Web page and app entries
▬▬▬▬▬▬▬▬▬▬

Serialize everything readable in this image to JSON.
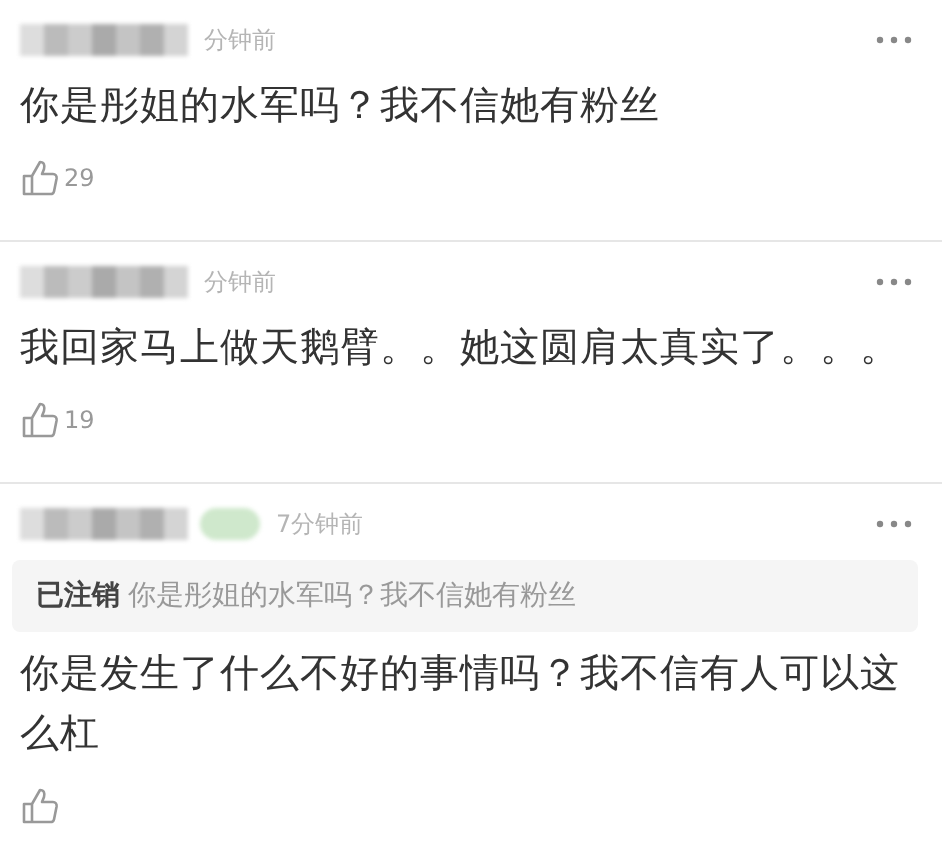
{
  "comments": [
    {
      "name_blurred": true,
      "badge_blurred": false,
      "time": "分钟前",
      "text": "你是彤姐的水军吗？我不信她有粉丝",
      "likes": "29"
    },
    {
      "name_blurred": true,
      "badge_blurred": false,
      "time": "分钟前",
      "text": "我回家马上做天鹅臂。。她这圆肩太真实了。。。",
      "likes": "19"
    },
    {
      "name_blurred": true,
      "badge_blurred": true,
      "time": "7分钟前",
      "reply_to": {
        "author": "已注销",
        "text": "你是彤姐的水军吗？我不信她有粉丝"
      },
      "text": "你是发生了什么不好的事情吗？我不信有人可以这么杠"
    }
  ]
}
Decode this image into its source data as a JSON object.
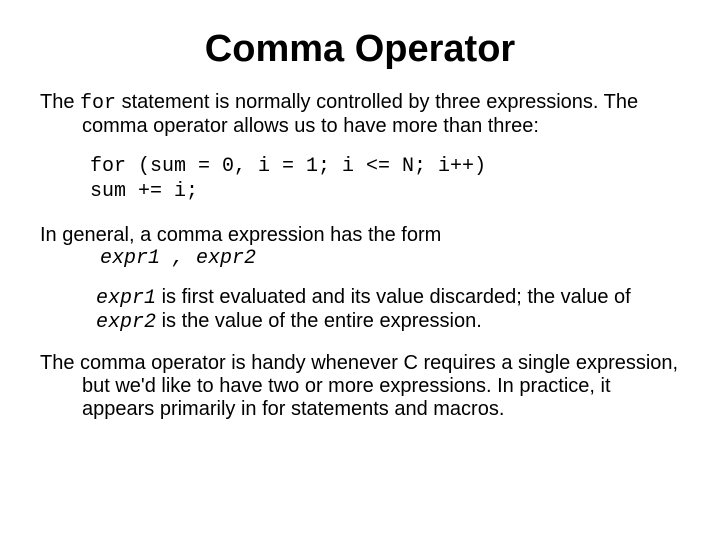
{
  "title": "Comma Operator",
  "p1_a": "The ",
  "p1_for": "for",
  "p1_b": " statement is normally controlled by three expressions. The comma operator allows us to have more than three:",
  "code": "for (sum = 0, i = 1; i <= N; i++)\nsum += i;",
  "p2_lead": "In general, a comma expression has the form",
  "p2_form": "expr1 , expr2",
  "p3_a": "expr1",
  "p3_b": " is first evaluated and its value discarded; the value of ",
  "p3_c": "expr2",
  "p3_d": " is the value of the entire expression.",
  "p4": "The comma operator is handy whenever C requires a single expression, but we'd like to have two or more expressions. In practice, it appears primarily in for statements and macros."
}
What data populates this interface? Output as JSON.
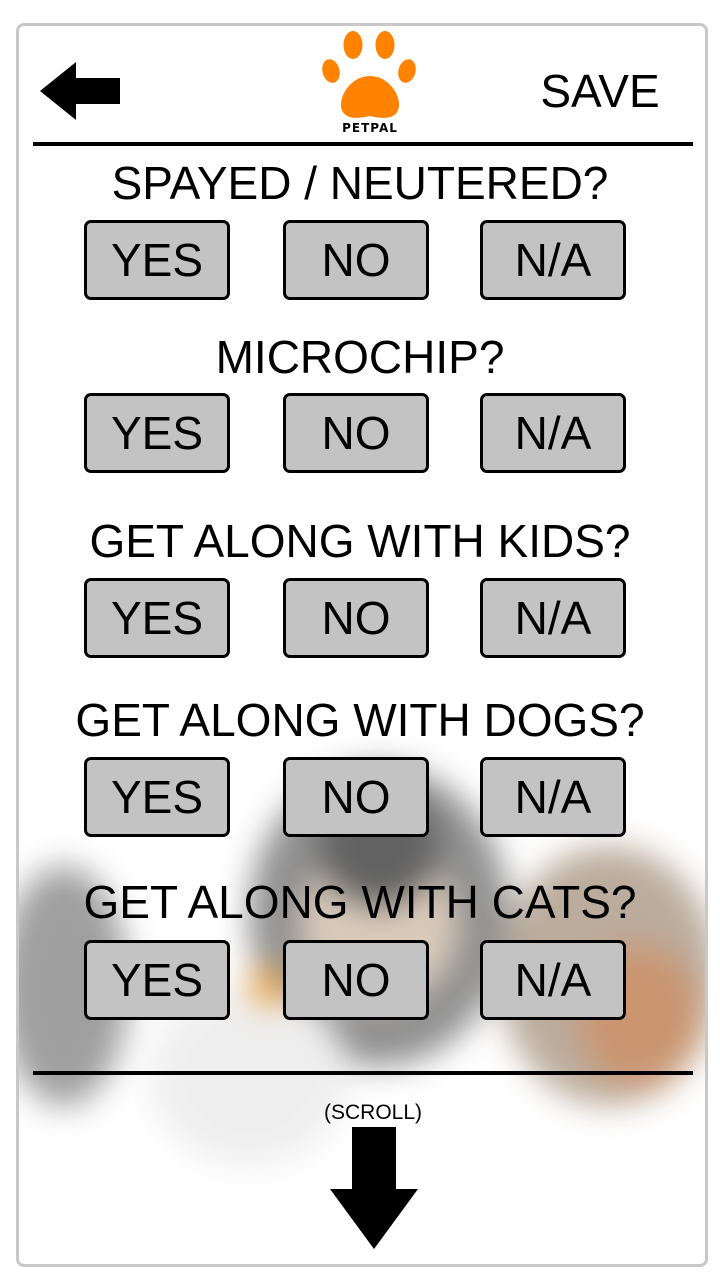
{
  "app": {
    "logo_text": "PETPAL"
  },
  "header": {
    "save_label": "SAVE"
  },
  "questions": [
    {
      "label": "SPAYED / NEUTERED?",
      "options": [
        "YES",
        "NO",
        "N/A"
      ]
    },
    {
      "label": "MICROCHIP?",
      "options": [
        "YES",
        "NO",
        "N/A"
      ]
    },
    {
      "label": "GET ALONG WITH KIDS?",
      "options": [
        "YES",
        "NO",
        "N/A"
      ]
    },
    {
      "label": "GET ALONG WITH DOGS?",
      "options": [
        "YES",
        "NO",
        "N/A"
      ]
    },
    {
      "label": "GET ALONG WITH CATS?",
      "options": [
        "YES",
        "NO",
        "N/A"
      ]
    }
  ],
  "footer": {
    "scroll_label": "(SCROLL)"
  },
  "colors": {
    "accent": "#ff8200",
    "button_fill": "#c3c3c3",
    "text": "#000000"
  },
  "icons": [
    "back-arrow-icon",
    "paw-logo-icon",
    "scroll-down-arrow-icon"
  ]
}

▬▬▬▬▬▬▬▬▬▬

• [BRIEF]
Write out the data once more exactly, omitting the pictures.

• [WRITTEN ANSWER]
Serialize everything readable in this image to JSON.
{
  "comments": [
    {
      "name_blurred": true,
      "badge_blurred": false,
      "time": "分钟前",
      "text": "你是彤姐的水军吗？我不信她有粉丝",
      "likes": "29"
    },
    {
      "name_blurred": true,
      "badge_blurred": false,
      "time": "分钟前",
      "text": "我回家马上做天鹅臂。。她这圆肩太真实了。。。",
      "likes": "19"
    },
    {
      "name_blurred": true,
      "badge_blurred": true,
      "time": "7分钟前",
      "reply_to": {
        "author": "已注销",
        "text": "你是彤姐的水军吗？我不信她有粉丝"
      },
      "text": "你是发生了什么不好的事情吗？我不信有人可以这么杠"
    }
  ]
}
Decode this image into its source data as a JSON object.
{
  "title": "Comma Operator",
  "p1_a": "The ",
  "p1_for": "for",
  "p1_b": " statement is normally controlled by three expressions. The comma operator allows us to have more than three:",
  "code": "for (sum = 0, i = 1; i <= N; i++)\nsum += i;",
  "p2_lead": "In general, a comma expression has the form",
  "p2_form": "expr1 , expr2",
  "p3_a": "expr1",
  "p3_b": " is first evaluated and its value discarded; the value of ",
  "p3_c": "expr2",
  "p3_d": " is the value of the entire expression.",
  "p4": "The comma operator is handy whenever C requires a single expression, but we'd like to have two or more expressions. In practice, it appears primarily in for statements and macros."
}
What data populates this interface? Output as JSON.
{
  "app": {
    "logo_text": "PETPAL"
  },
  "header": {
    "save_label": "SAVE"
  },
  "questions": [
    {
      "label": "SPAYED / NEUTERED?",
      "options": [
        "YES",
        "NO",
        "N/A"
      ]
    },
    {
      "label": "MICROCHIP?",
      "options": [
        "YES",
        "NO",
        "N/A"
      ]
    },
    {
      "label": "GET ALONG WITH KIDS?",
      "options": [
        "YES",
        "NO",
        "N/A"
      ]
    },
    {
      "label": "GET ALONG WITH DOGS?",
      "options": [
        "YES",
        "NO",
        "N/A"
      ]
    },
    {
      "label": "GET ALONG WITH CATS?",
      "options": [
        "YES",
        "NO",
        "N/A"
      ]
    }
  ],
  "footer": {
    "scroll_label": "(SCROLL)"
  },
  "colors": {
    "accent": "#ff8200",
    "button_fill": "#c3c3c3",
    "text": "#000000"
  },
  "icons": [
    "back-arrow-icon",
    "paw-logo-icon",
    "scroll-down-arrow-icon"
  ]
}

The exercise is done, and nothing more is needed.